Radio Comedy History

Radio was on comedy in the start as there was only radio. Before that entertainment was found in music halls or in the theatre. The working class went to the former and the upperclass the later. Radio helped to bring the classes together.

The BBCs Band Waggon established a new formula of music and comedy sketches in 1938. Some see this as the birth of the sit-com.

The war time show starred “Big Hearted Arthur? Askey, the working class chap who lived at the top of the BBC in a flat with the posh, upper class Richard “Stinker? Murdoch. At this point the BBC were very traditional and even had a Little Green Book, which told writers and producers what words and themes they could...


Please subscribe or log in to access the rest of this resource (including associated media).

This website offers a wealth of enriched content to help you help your students with GCSE & A Level Media. Please subscribe or log in to access this content.

The content of this site has been produced by teachers and examiners. Edusites have similar support sites for English and Film called Edusites English and Edusites Film.

If you would like more information about Edusites Media, get in touch using the contact details below.

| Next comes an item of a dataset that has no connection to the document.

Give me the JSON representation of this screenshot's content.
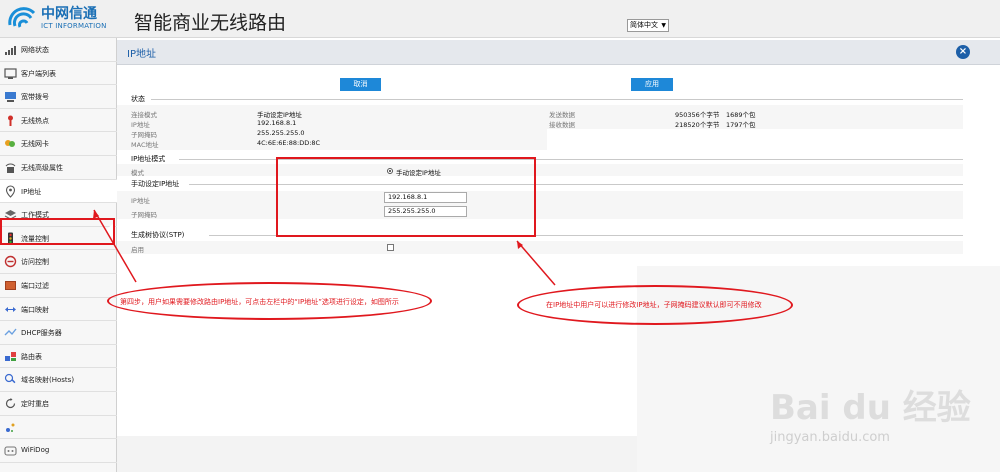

Kind regards, Richard Gent
Edusites Ltd

[email] admin@edusites.co.uk
[telephone] 01604 847689
[fax] 01604 843220